POCATELLO — The U.S. Environmental Protection Agency, the Army Corps of Engineers and Congressman Mike Simpson announced a long-anticipated change to environmental regulations Thursday at Holt Arena amid a backdrop of tractors and combines for an agricultural equipment trade show.
The seemingly inconsequential change, a redefinition of the term “Waters of the United States,” has been long sought by agricultural and mining operations, and their mood was celebratory. But the move has conservationists in an uproar because there are indications, based on internal EPA documents, that the change may remove Clean Water Act protections from the majority of wetlands and many streams in the West.
“There’s a long history of water battles here in the West ... and it’s not really surprising given the importance of water to agriculture in this part of the Mountain West. ... My hope is the new rule ends decades of litigation and confusion about what constitutes a Water of the U.S.,” said Chris Hladick, who was appointed EPA Region 10 administrator in 2017.

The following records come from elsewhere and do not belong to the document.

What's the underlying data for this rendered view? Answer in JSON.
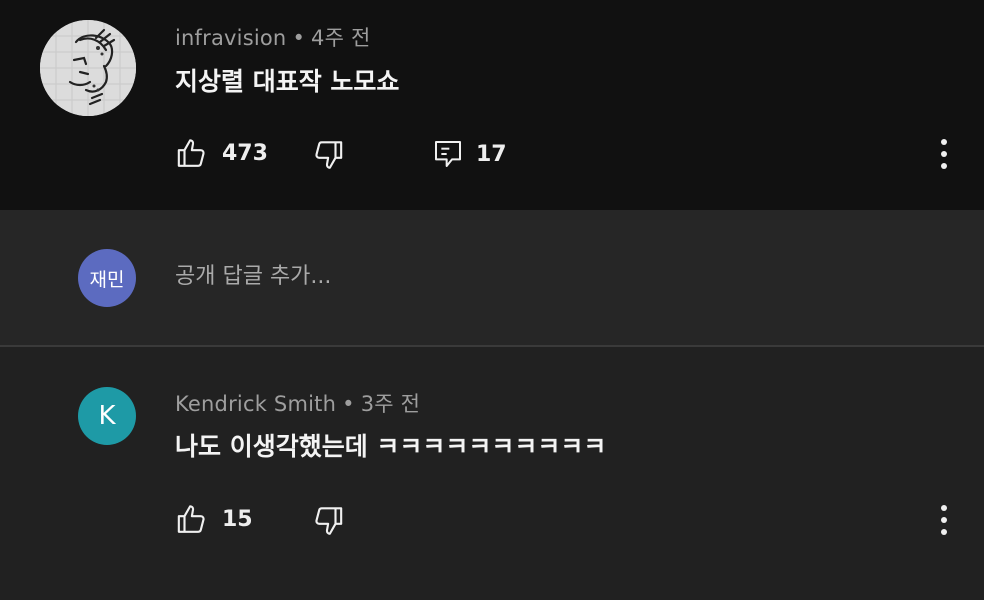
{
  "comment1": {
    "author": "infravision",
    "separator": "•",
    "time": "4주 전",
    "text": "지상렬 대표작 노모쇼",
    "likes": "473",
    "replies": "17",
    "avatar_icon": "sketch-portrait-avatar"
  },
  "reply_box": {
    "avatar_text": "재민",
    "avatar_color": "#5c6bc0",
    "placeholder": "공개 답글 추가..."
  },
  "comment2": {
    "author": "Kendrick Smith",
    "separator": "•",
    "time": "3주 전",
    "text": "나도 이생각했는데 ㅋㅋㅋㅋㅋㅋㅋㅋㅋㅋ",
    "likes": "15",
    "avatar_text": "K",
    "avatar_color": "#1e9aa6"
  },
  "icons": {
    "like": "thumbs-up-icon",
    "dislike": "thumbs-down-icon",
    "reply": "comment-icon",
    "more": "more-vertical-icon"
  }
}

The federal Clean Water Act, enacted in 1972, authorizes the EPA and the Army Corps of Engineers to regulate the quality of water bodies throughout the U.S. But its scope is limited to the Waters of the United States. So changing the definition of the term means adding or removing streams, wetlands, oceans and lakes from federal regulatory jurisdiction.
During the Obama administration, the EPA proposed a redefinition of the term that farmers worried would mean federal regulation of every ditch and pond on their farms. Simpson fought against the change by placing policy riders into budget bills blocking the change. The rule was withdrawn soon after the election of President Donald Trump.
Under the proposed rule, announced Thursday, certain bodies of water, such as so-called ephemeral streams that only flow under certain conditions and isolated wetlands, would be specifically excluded from federal regulation.
Simpson, who fought against the Obama administration’s proposal from his seat on the Appropriations Committee, said he hoped the new rule would draw clear lines between water bodies subject to federal regulation and those under state or tribal jurisdiction.
“That is why we are here today: to applaud and congratulate the EPA and the Corps for acknowledging the concerns of rural America,” he said.
Nick Blanksma, chairman of the Idaho Potato Commission, also hailed the change.
“Congressman Simpson has long been a champion of Idaho agriculture, and today is no different,” he said.
But the reaction from the environmental community was worlds apart.
“Once again, the Trump administration is ignoring science in favor of corporate profits and threatening human health,” the Idaho Conservation League said in a statement. “The Clean Water Act was created to protect people from harm. This new rule benefits polluters at the expense of communities and public health. More polluted water could now flow over land and underground into waterways where people swim and fish, and where Idahoans get our drinking water. Idaho’s farmers also use this water to irrigate their crops and feed the world.”
The biggest concern is for wetlands. While EPA officials have said it isn’t certain how much wetland would be excluded from the Clean Water Act, E&E News obtained an internal document which indicates that a majority (a bit over 51 percent) of wetland acreage in the U.S. would not meet the criteria for protection under the new rule. The analysis also suggests 18 percent of streams would be excluded from federal pollution limits.
Simpson said he doesn’t believe there has been any systematic effort to map out which water bodies will be affected.
“There will be some areas that were previously defined as wetlands that will probably be under state jurisdiction, and the state has the capability to do that,” Simpson said.